*carbohydrates: rice, quinoa, pasta, vegetables, fruit

*protein: beans, tofu, nuts, eggs

*fat: nut butter, cheese, avocado, vegetable oil, coconut cream

For breakfast, try a smoothie bowl filled with a creamy base (yoghurt; banana blended with nut/coconut milk), fruit and topped with chia seeds, nuts and granola/muesli.

For an afternoon meal, try a deconstructed falafel bowl filled with falafel balls, tomatoes, cucumber, carrots, lettuce, pita chips and covered in a tahini sauce.

For an evening meal, try a burrito bowl filled with avocado, quinoa/rice, pepitas (pumpkin seeds), black beans, sweet peppers, onions, corn, cheese and dressed with salsa.

Other delightful combinations are:

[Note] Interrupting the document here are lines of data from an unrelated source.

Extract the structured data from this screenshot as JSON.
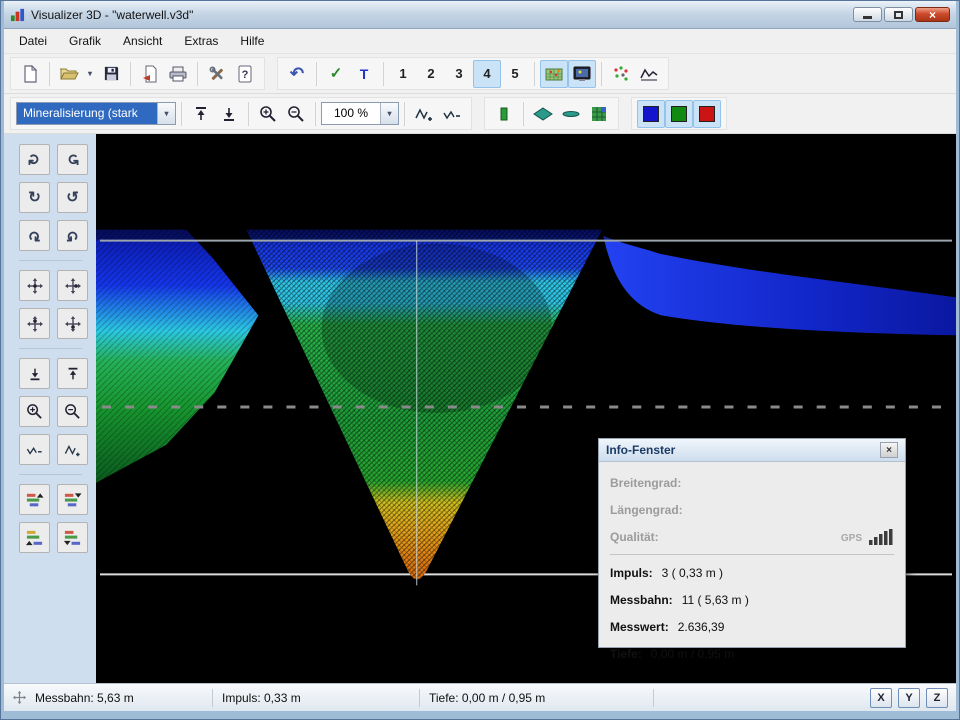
{
  "window": {
    "title": "Visualizer 3D - \"waterwell.v3d\""
  },
  "menu": {
    "items": [
      "Datei",
      "Grafik",
      "Ansicht",
      "Extras",
      "Hilfe"
    ]
  },
  "toolbar": {
    "views": [
      "1",
      "2",
      "3",
      "4",
      "5"
    ],
    "active_view": "4"
  },
  "options": {
    "layer_value": "Mineralisierung (stark",
    "zoom_value": "100 %"
  },
  "icons": {
    "close": "×",
    "dropdown": "▾",
    "undo": "↶",
    "check_curve": "✓",
    "t_tool": "T",
    "rotate_cw": "↻",
    "rotate_ccw": "↺"
  },
  "palette": {
    "selection_blue": "#2f6ac0",
    "square_blue": "#1414cc",
    "square_green": "#128a12",
    "square_red": "#cc1414"
  },
  "scene": {
    "colors": {
      "deep_blue": "#0a18b0",
      "blue": "#1838e8",
      "cyan": "#2fc6e6",
      "green": "#1e9c38",
      "yellow": "#cfc01f",
      "orange": "#e08414"
    }
  },
  "info_panel": {
    "title": "Info-Fenster",
    "gps_rows": [
      {
        "label": "Breitengrad:"
      },
      {
        "label": "Längengrad:"
      },
      {
        "label": "Qualität:"
      }
    ],
    "gps_tag": "GPS",
    "rows": [
      {
        "label": "Impuls:",
        "value": "3 ( 0,33 m )"
      },
      {
        "label": "Messbahn:",
        "value": "11 ( 5,63 m )"
      },
      {
        "label": "Messwert:",
        "value": "2.636,39"
      },
      {
        "label": "Tiefe:",
        "value": "0,00 m / 0,95 m"
      }
    ]
  },
  "status": {
    "messbahn": "Messbahn: 5,63 m",
    "impuls": "Impuls: 0,33 m",
    "tiefe": "Tiefe: 0,00 m / 0,95 m",
    "axes": [
      "X",
      "Y",
      "Z"
    ]
  }
}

  • broccoli, sesame seed and oil, bok choy, mushroom, sweet pepper, tofu, brown rice
  • roasted eggplant, cauliflower, sweet pepper and carrots with chickpeas, couscous and a tahini dressing
  • sweet potato, kale, beets, lentils, quinoa with a lemon dressing

This week take the Buddha bowl challenge! Starting today and ending on Sunday have at least one Buddha bowl meal. Search the Internet for recipes and inspiration.

Meatless Monday – Kitchen staples

Every pantry has some food items that are always in stock. They are ideal to buy in bulk and when running low are quickly replenished. Here are a few staple items for the vegetarian/vegan kitchen.

  • brown rice: Can be used as a side dish or basis for a main dish. It adds protein and fibre to any meal. I prefer to buy brown rice already sprouted.
  • quinoa: Same use as rice and is also a complete protein. Quinoa also cooks quicker than rice. Make sure to rinse the quinoa thoroughly before cooking. Sprouting quinoa at home can be done in 1-2 days.
  • beans, canned and dry. For quick meal prep, use canned. If you have more time, use dry. Dry beans require a long soaking time (even longer if you are sprouting them) and cooking time. They are then perfect for stews and soups that also require a long cooking time.
  • nuts and nut butter. With protein and essential fats, nuts and nut butters make an ideal snack, sandwich spread, salad topped and dip/dressing.
  • frozen berries: For we of the north who don’t have access to in season and quality fresh fruit year-round, frozen berries are a suitable alternative. They often retain much of their phytonutrients and can be easily added to muffins and smoothies.
  • frozen vegetables: Vegetables are preferable when purchased raw but it is not always possible to go to the grocery store every other day to get them. I usually have spinach, broccoli and butternut squash on hand. Spinach is my green component for the day and easily added to any dish I’m preparing. Broccoli cooks quickly and goes great with my brown rice and tofu for that classic vegetarian combination. Frozen butternut squash is chopped and ready to go into soups, the steamer or the oven for roasting. Purée steamed butternut squash and use in baked goods or pancakes!
  • oats: These can be made into cereal, added to baked goods or used in veggie burgers/balls as a tasty binding agent.
  • bread: I love my bread and my kitchen is never complete without it. In fact my life isn’t complete without it! Always have some fresh bread on hand and keep some sliced loaves in the freezer for toast or for thawing later after you have run out of the fresh stuff.
  • chocolate: Speaking of life, what about life-giving cacao? Whether it’s powdered or raw, in nibs or as pieces, chocolate can be made into beverages, added to sweet or savoury dishes and of course be eaten on its own.
  • onions and garlic: Most meals are complemented by the addition of onions and garlic. They form the flavour base for just about every savoury dish known to plant-eating kind. (Unless you are Jain or Buddhist.)
  • nutritional yeast: Like the ‘b’ word for carnivores, nutritional yeast makes everything taste better. It adds a slightly cheesy salted fermented taste that gives food that elusive umami quality. Cook it, bake it or sprinkle it raw.